The British Heart Foundation (BHF) has launched a poster campaign to highlight the dangers of ignoring the early symptoms of heart attacks.
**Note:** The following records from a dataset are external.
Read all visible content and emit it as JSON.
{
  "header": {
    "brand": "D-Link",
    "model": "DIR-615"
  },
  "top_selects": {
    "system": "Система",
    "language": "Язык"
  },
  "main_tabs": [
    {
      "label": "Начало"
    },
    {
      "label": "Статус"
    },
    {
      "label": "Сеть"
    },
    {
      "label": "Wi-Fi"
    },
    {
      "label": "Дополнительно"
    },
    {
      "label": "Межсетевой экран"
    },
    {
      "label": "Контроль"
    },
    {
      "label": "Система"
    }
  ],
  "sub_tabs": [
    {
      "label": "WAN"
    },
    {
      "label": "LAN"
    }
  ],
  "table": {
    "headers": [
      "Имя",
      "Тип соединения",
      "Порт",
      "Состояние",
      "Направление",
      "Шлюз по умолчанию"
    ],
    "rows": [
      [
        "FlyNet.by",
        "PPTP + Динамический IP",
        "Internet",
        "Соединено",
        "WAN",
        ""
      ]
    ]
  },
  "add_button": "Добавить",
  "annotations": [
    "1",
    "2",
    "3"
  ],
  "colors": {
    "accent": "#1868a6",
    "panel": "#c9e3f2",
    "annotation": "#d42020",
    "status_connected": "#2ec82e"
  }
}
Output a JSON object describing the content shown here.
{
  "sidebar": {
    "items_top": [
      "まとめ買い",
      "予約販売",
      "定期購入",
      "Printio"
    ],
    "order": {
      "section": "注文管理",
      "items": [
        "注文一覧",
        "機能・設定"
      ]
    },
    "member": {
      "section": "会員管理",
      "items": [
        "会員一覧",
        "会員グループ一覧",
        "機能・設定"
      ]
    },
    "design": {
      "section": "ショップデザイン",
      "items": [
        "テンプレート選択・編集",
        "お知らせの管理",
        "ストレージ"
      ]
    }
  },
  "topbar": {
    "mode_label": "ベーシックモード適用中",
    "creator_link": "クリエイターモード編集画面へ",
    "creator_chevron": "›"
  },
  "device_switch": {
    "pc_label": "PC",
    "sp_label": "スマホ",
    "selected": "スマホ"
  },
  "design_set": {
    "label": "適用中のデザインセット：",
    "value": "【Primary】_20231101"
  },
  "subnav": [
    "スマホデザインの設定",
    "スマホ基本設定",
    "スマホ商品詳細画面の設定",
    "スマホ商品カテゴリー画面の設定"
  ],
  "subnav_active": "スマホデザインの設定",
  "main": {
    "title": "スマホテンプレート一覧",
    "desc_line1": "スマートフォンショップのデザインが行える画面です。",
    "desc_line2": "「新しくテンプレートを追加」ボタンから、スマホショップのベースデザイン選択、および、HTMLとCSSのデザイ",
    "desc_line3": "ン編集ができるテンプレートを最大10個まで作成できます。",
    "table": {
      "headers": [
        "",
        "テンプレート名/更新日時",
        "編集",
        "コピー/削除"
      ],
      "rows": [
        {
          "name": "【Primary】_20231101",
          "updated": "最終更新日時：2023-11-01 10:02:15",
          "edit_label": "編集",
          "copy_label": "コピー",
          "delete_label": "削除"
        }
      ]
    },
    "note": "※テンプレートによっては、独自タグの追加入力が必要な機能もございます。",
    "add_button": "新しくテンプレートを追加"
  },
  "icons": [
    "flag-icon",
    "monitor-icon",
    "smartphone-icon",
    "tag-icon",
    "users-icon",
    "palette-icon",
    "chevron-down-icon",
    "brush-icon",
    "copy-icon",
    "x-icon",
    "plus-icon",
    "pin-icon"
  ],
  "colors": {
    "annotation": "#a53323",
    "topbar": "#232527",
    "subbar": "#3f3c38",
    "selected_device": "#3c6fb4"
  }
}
The poster shows a man with his chest contracting as if under a tightening belt and the tag line: ‘A chest pain is your body saying call 999’.
Rather than calling an ambulance immediately, a survey carried out by the Foundation found that people waited on average 90 minutes before calling 999, with the majority preferring to consult a friend, relative or GP before picking up the phone to the emergency services.
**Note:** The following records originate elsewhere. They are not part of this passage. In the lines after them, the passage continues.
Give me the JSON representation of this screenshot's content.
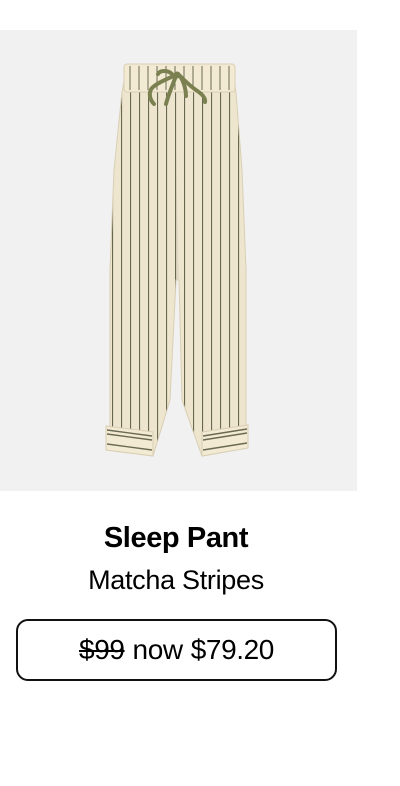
{
  "product": {
    "image_alt": "Sleep Pant in Matcha Stripes",
    "title": "Sleep Pant",
    "variant": "Matcha Stripes",
    "price": {
      "original": "$99",
      "now_label": "now",
      "sale": "$79.20"
    }
  },
  "colors": {
    "image_background": "#f1f1f1",
    "fabric": "#f3ead4",
    "stripe": "#6b6a52",
    "drawstring": "#7b8050",
    "text": "#000000",
    "price_border": "#111111"
  }
}
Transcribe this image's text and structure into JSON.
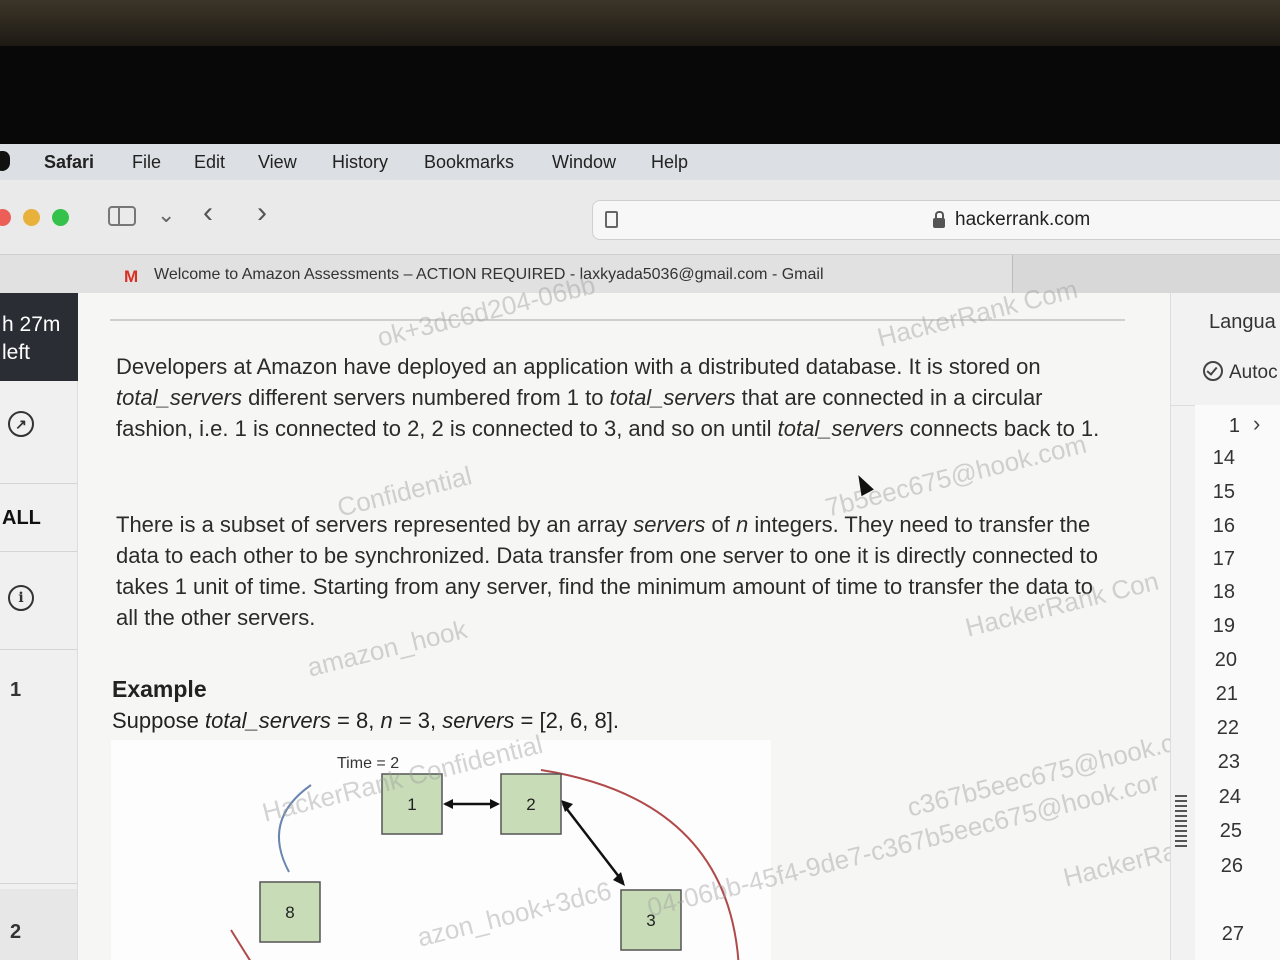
{
  "menubar": {
    "items": [
      "Safari",
      "File",
      "Edit",
      "View",
      "History",
      "Bookmarks",
      "Window",
      "Help"
    ]
  },
  "toolbar": {
    "url": "hackerrank.com",
    "traffic_colors": [
      "#ec5f57",
      "#e8b13c",
      "#34c24a"
    ]
  },
  "tab": {
    "icon": "gmail-icon",
    "title": "Welcome to Amazon Assessments – ACTION REQUIRED - laxkyada5036@gmail.com - Gmail"
  },
  "rail": {
    "timer_line1": "h 27m",
    "timer_line2": "left",
    "all_label": "ALL",
    "q1": "1",
    "q2": "2"
  },
  "question": {
    "p1": {
      "a": "Developers at Amazon have deployed an application with a distributed database. It is stored on ",
      "b": "total_servers",
      "c": " different servers numbered from 1 to ",
      "d": "total_servers",
      "e": " that are connected in a circular fashion, i.e. 1 is connected to 2, 2 is connected to 3, and so on until ",
      "f": "total_servers",
      "g": " connects back to 1."
    },
    "p2": {
      "a": "There is a subset of servers represented by an array ",
      "b": "servers",
      "c": " of ",
      "d": "n",
      "e": " integers. They need to transfer the data to each other to be synchronized. Data transfer from one server to one it is directly connected to takes 1 unit of time. Starting from any server, find the minimum amount of time to transfer the data to all the other servers."
    },
    "example_title": "Example",
    "example": {
      "a": "Suppose ",
      "b": "total_servers",
      "c": " = 8, ",
      "d": "n",
      "e": " = 3, ",
      "f": "servers",
      "g": " = [2, 6, 8]."
    },
    "diagram": {
      "time_label": "Time = 2",
      "nodes": [
        "1",
        "2",
        "3",
        "8"
      ]
    }
  },
  "watermarks": [
    "ok+3dc6d204-06bb",
    "HackerRank Com",
    "Confidential",
    "7b5eec675@hook.com",
    "amazon_hook",
    "HackerRank Con",
    "c367b5eec675@hook.com",
    "04-06bb-45f4-9de7-c367b5eec675@hook.cor",
    "azon_hook+3dc6",
    "HackerRa",
    "HackerRank Confidential"
  ],
  "editor": {
    "language_label": "Langua",
    "autocomplete_label": "Autoc",
    "line_numbers": [
      "1",
      "14",
      "15",
      "16",
      "17",
      "18",
      "19",
      "20",
      "21",
      "22",
      "23",
      "24",
      "25",
      "26",
      "27"
    ]
  }
}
‘Every two minutes someone in the UK suffers a heart attack and one in three dies before reaching hospital,’ said the Director of Policy and Communications at the BHF, Betty McBride. ‘We’re confident we have produced an iconic image that will stick in people’s minds.’
The image, published in newspapers, shown over the internet and displayed on over 2500 billboards throughout the UK is part of the BHF ‘Doubt Kills’ campaign.
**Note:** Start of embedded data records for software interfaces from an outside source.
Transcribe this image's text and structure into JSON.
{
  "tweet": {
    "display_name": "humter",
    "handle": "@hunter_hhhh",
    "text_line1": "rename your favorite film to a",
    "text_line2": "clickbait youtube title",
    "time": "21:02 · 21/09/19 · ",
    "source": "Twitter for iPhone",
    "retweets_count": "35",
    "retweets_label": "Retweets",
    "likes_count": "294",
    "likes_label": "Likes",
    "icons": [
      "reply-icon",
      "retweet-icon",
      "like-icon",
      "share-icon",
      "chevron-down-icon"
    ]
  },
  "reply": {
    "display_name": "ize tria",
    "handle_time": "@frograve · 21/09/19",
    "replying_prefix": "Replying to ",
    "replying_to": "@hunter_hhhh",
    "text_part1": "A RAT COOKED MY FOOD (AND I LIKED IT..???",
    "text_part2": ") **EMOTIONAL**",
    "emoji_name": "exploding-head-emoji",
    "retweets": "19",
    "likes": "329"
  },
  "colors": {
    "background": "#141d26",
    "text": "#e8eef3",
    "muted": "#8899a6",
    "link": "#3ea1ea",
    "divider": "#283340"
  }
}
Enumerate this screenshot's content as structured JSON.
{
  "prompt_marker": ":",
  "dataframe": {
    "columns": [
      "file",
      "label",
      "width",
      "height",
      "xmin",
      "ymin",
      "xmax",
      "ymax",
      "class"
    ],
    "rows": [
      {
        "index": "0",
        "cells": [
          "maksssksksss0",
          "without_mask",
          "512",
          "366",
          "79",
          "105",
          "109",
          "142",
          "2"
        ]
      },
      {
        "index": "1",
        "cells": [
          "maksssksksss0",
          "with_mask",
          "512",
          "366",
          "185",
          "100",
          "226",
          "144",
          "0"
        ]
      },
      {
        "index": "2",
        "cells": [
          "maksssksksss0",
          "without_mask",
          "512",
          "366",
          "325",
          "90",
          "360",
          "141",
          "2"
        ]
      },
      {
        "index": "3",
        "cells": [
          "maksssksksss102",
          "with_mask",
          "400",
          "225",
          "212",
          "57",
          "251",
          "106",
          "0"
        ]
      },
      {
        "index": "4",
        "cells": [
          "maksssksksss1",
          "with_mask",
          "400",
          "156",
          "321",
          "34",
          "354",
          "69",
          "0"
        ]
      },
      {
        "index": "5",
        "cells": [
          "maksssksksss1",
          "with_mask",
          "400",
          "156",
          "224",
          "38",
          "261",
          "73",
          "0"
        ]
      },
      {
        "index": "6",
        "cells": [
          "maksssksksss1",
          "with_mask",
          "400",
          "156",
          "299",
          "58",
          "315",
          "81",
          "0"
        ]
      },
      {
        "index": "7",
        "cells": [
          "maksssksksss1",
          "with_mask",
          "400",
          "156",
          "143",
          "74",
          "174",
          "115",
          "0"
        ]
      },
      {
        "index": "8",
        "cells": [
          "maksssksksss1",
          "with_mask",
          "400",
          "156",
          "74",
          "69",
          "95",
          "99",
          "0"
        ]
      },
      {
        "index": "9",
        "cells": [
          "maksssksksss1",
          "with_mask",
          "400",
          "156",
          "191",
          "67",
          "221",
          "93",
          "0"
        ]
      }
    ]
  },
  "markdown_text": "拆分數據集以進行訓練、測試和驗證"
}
The Guardian, 20 November 2006
No more burger ads for youngsters’ TV
Fast food chain Burger King has imposed upon itself a ban on advertising during children’s television programmes and will no longer target promotional activities at young people.
The announcement came just days before the official Ofcom report banning all advertisements during children’s shows for products high in fat, sugar and salt.
Burger King North West Europe Vice-President Giorgio Minardi said, ‘During the past 6 months we have carefully considered this and other broad-spectrum initiatives regarding our marketing and brand positioning.’
The move was scorned by Paul Lincoln, Chief Executive of the National Heart Forum: ‘The real issue is will they stop advertising such foods before the 9pm watershed, not just around children’s programmes.’
BBC News, 14 November 2006
Great reasons for ditching the diet just keep on coming. The results of US research has found that two tablespoons of dark chocolate can have a similar effect on blood clotting as aspirin. Cardio Lite is awaiting a head-to-head trial of the two, with particular interest in the gastrointestinal adverse events.
Metro, 15 November 2006